Start of Records supplied

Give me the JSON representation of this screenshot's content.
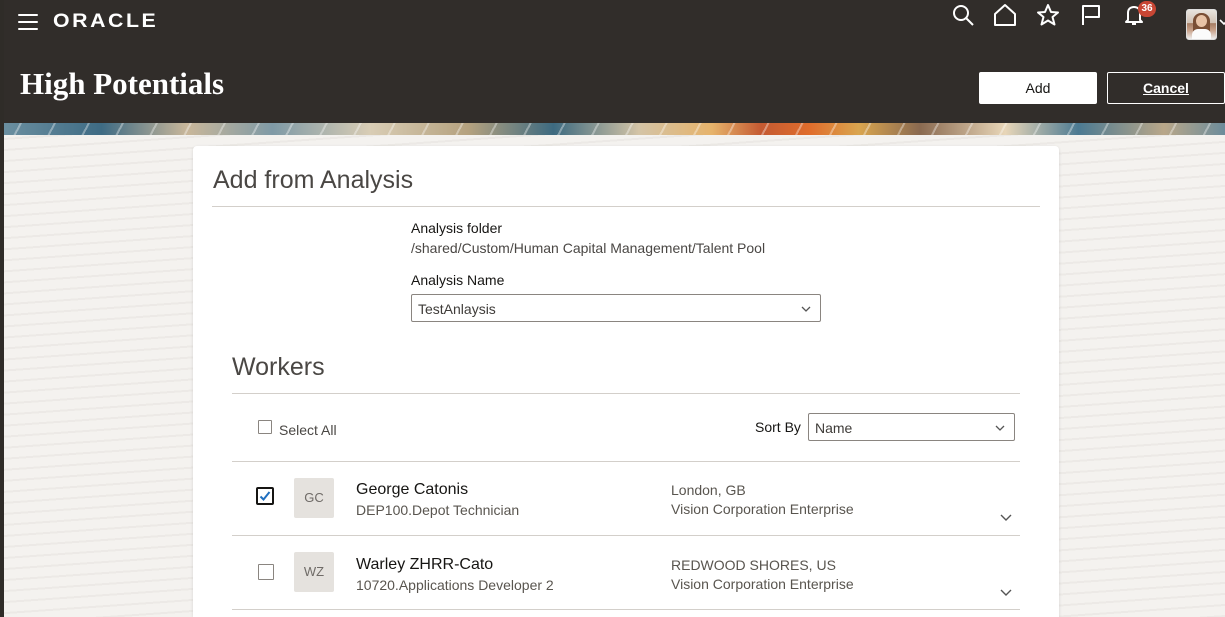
{
  "header": {
    "logo_text": "ORACLE",
    "notification_count": "36",
    "page_title": "High Potentials",
    "add_label": "Add",
    "cancel_label": "Cancel",
    "icons": [
      "menu-icon",
      "search-icon",
      "home-icon",
      "star-icon",
      "flag-icon",
      "bell-icon",
      "user-avatar",
      "chevron-down-icon"
    ],
    "colors": {
      "header_bg": "#312d2a",
      "badge": "#c74634"
    }
  },
  "card": {
    "title": "Add from Analysis",
    "analysis_folder_label": "Analysis folder",
    "analysis_folder_value": "/shared/Custom/Human Capital Management/Talent Pool",
    "analysis_name_label": "Analysis Name",
    "analysis_name_value": "TestAnlaysis"
  },
  "workers": {
    "title": "Workers",
    "select_all_label": "Select All",
    "sort_by_label": "Sort By",
    "sort_by_value": "Name",
    "rows": [
      {
        "checked": true,
        "initials": "GC",
        "name": "George Catonis",
        "job": "DEP100.Depot Technician",
        "location": "London, GB",
        "enterprise": "Vision Corporation Enterprise"
      },
      {
        "checked": false,
        "initials": "WZ",
        "name": "Warley ZHRR-Cato",
        "job": "10720.Applications Developer 2",
        "location": "REDWOOD SHORES, US",
        "enterprise": "Vision Corporation Enterprise"
      }
    ]
  }
}
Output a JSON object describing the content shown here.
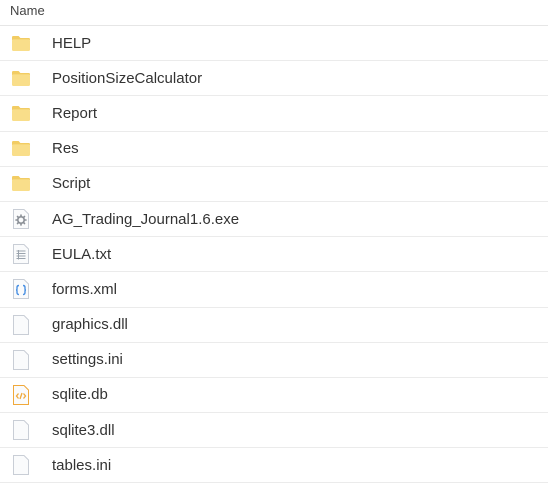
{
  "header": {
    "name_label": "Name"
  },
  "colors": {
    "folder_fill": "#F9DE8A",
    "folder_tab": "#F2CC63",
    "file_outline": "#C9CED6",
    "xml_blue": "#4A90E2",
    "db_orange": "#F0A93B",
    "exe_gray": "#8A8F96",
    "row_divider": "#EBEBEB"
  },
  "files": [
    {
      "name": "HELP",
      "icon": "folder-icon"
    },
    {
      "name": "PositionSizeCalculator",
      "icon": "folder-icon"
    },
    {
      "name": "Report",
      "icon": "folder-icon"
    },
    {
      "name": "Res",
      "icon": "folder-icon"
    },
    {
      "name": "Script",
      "icon": "folder-icon"
    },
    {
      "name": "AG_Trading_Journal1.6.exe",
      "icon": "executable-icon"
    },
    {
      "name": "EULA.txt",
      "icon": "text-file-icon"
    },
    {
      "name": "forms.xml",
      "icon": "code-file-icon"
    },
    {
      "name": "graphics.dll",
      "icon": "blank-file-icon"
    },
    {
      "name": "settings.ini",
      "icon": "blank-file-icon"
    },
    {
      "name": "sqlite.db",
      "icon": "source-file-icon"
    },
    {
      "name": "sqlite3.dll",
      "icon": "blank-file-icon"
    },
    {
      "name": "tables.ini",
      "icon": "blank-file-icon"
    }
  ]
}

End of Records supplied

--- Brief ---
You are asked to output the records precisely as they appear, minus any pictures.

--- Answer area ---
Give me the JSON representation of this screenshot's content.
{
  "header": {
    "logo_text": "ORACLE",
    "notification_count": "36",
    "page_title": "High Potentials",
    "add_label": "Add",
    "cancel_label": "Cancel",
    "icons": [
      "menu-icon",
      "search-icon",
      "home-icon",
      "star-icon",
      "flag-icon",
      "bell-icon",
      "user-avatar",
      "chevron-down-icon"
    ],
    "colors": {
      "header_bg": "#312d2a",
      "badge": "#c74634"
    }
  },
  "card": {
    "title": "Add from Analysis",
    "analysis_folder_label": "Analysis folder",
    "analysis_folder_value": "/shared/Custom/Human Capital Management/Talent Pool",
    "analysis_name_label": "Analysis Name",
    "analysis_name_value": "TestAnlaysis"
  },
  "workers": {
    "title": "Workers",
    "select_all_label": "Select All",
    "sort_by_label": "Sort By",
    "sort_by_value": "Name",
    "rows": [
      {
        "checked": true,
        "initials": "GC",
        "name": "George Catonis",
        "job": "DEP100.Depot Technician",
        "location": "London, GB",
        "enterprise": "Vision Corporation Enterprise"
      },
      {
        "checked": false,
        "initials": "WZ",
        "name": "Warley ZHRR-Cato",
        "job": "10720.Applications Developer 2",
        "location": "REDWOOD SHORES, US",
        "enterprise": "Vision Corporation Enterprise"
      }
    ]
  }
}
Output a JSON object describing the content shown here.
{
  "header": {
    "name_label": "Name"
  },
  "colors": {
    "folder_fill": "#F9DE8A",
    "folder_tab": "#F2CC63",
    "file_outline": "#C9CED6",
    "xml_blue": "#4A90E2",
    "db_orange": "#F0A93B",
    "exe_gray": "#8A8F96",
    "row_divider": "#EBEBEB"
  },
  "files": [
    {
      "name": "HELP",
      "icon": "folder-icon"
    },
    {
      "name": "PositionSizeCalculator",
      "icon": "folder-icon"
    },
    {
      "name": "Report",
      "icon": "folder-icon"
    },
    {
      "name": "Res",
      "icon": "folder-icon"
    },
    {
      "name": "Script",
      "icon": "folder-icon"
    },
    {
      "name": "AG_Trading_Journal1.6.exe",
      "icon": "executable-icon"
    },
    {
      "name": "EULA.txt",
      "icon": "text-file-icon"
    },
    {
      "name": "forms.xml",
      "icon": "code-file-icon"
    },
    {
      "name": "graphics.dll",
      "icon": "blank-file-icon"
    },
    {
      "name": "settings.ini",
      "icon": "blank-file-icon"
    },
    {
      "name": "sqlite.db",
      "icon": "source-file-icon"
    },
    {
      "name": "sqlite3.dll",
      "icon": "blank-file-icon"
    },
    {
      "name": "tables.ini",
      "icon": "blank-file-icon"
    }
  ]
}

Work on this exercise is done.